- A spike in your normal level of alertness
- An unusually paranoid mental state
- An unusually irritable mental state
- Abnormal sensitivity to sounds, light and physical contact, and
- Muscle tremors
Potential long-term effects of using cocaine include:
- Frequent nosebleeds (linked to nasal use)
- A declining ability to detect smells (linked to nasal use)
- Increased risks for contracting hepatitis (linked to IV use)
- Increased risks for contracting the HIV virus (linked to all forms of use), and
- Advanced bowel damage (linked to oral use)
Signs and Symptoms of Heroin Use
Heroin belongs to a class of mind-altering substances called opioids. These substances produce most of their effects by slowing down the normal rate of activity in your central nervous system. Short-term signs and symptoms of heroin use include:
- Skin flushing (i.e., warmth and redness)
- Lack of moisture in your mouth
- Slowed breathing
- Unusual sleepiness
- Unusual heaviness in your upper and lower extremities
- Declining mental clarity, and
- Intermittent lapses into semi-consciousness
Potential long-term effects of the drug include:
- Skin abscesses
- Chronic gastrointestinal problems
- Kidney malfunctions
- Liver malfunctions
- Vein collapses, and

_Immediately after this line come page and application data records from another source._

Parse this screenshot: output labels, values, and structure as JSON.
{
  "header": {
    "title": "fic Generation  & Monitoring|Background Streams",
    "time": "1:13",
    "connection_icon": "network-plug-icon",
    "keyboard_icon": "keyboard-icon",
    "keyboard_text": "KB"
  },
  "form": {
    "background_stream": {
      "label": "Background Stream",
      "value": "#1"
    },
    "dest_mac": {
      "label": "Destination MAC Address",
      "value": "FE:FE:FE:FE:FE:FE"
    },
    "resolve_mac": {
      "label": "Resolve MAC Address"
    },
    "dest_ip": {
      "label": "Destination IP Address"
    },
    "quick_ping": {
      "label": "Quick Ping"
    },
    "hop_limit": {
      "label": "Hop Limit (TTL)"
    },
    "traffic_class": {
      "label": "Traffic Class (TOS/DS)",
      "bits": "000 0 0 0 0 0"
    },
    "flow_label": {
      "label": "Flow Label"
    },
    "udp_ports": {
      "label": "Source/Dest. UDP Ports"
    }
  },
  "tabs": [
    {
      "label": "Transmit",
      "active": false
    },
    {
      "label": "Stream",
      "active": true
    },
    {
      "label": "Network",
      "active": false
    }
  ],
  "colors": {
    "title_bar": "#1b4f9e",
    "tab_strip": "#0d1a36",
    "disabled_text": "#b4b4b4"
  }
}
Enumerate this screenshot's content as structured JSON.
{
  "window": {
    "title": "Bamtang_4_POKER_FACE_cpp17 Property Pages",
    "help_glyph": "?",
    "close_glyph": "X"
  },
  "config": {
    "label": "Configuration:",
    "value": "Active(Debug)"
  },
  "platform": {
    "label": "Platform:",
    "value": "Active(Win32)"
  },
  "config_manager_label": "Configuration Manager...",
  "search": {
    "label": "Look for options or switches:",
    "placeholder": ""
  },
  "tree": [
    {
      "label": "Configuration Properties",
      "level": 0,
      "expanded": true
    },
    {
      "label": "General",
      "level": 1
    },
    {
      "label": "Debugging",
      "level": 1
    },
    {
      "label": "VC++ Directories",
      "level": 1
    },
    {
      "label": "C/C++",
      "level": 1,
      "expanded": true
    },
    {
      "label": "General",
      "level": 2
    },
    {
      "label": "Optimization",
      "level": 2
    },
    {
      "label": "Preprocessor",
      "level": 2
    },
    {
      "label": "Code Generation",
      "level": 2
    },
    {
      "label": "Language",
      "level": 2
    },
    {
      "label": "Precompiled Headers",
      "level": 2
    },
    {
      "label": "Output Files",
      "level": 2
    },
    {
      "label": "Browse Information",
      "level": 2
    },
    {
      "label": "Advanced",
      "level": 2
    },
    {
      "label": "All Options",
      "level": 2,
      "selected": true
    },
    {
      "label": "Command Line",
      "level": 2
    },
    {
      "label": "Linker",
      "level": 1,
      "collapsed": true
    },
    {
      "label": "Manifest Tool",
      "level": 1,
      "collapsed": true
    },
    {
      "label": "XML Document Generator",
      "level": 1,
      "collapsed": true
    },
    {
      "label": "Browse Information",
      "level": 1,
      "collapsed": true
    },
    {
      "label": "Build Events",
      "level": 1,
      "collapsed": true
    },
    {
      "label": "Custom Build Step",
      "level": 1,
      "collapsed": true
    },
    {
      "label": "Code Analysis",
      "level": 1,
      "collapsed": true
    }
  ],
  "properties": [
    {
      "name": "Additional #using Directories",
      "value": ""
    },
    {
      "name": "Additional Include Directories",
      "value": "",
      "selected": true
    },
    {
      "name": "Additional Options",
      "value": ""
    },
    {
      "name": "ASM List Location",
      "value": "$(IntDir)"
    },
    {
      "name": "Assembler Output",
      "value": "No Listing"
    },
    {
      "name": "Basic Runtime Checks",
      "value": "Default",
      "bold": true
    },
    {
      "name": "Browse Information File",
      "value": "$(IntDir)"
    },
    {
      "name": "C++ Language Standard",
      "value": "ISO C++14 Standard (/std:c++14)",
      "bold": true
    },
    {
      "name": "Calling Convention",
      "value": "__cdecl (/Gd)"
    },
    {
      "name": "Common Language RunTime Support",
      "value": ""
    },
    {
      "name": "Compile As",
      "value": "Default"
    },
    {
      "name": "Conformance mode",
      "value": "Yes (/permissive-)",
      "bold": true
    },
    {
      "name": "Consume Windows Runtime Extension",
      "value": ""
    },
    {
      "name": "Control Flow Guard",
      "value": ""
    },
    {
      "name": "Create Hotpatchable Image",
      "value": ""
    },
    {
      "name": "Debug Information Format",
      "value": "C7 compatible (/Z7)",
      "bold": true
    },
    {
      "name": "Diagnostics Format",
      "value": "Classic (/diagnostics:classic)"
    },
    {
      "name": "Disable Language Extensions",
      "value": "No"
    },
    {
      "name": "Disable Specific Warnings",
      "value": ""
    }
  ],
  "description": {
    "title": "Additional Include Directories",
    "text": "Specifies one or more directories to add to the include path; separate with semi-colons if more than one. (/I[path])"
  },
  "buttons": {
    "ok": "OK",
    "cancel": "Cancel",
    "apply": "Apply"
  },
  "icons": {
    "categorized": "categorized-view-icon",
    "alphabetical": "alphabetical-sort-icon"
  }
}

- Heart infections
Both cocaine and heroin produce an extreme form of pleasure called euphoria, a fact that goes a long way toward explaining their addictive potential. In addition, excessive use of either drug can lead to a potentially fatal overdose. (It’s worth noting that even habitual cocaine users can experience overdoses when consuming smaller amounts of the drug, as well.) It’s important to seek treatment for cocaine use or treatment for heroine use before suffering fatal or long-term consequences.
National Institute on Drug Abuse: Cocaine – Drug Facts https://www.drugabuse.gov/publications/drugfacts/cocaine National Institute on Drug Abuse: Heroin – Drug Facts https://www.drugabuse.gov/publications/drugfacts/heroin U.S. Drug Enforcement Administration: Drugs of Abuse https://www.getsmartaboutdrugs.gov/sites/getsmartaboutdrugs.com/files/publications/drugs-of-abuse_508_2015%20Edition.pdf#page=38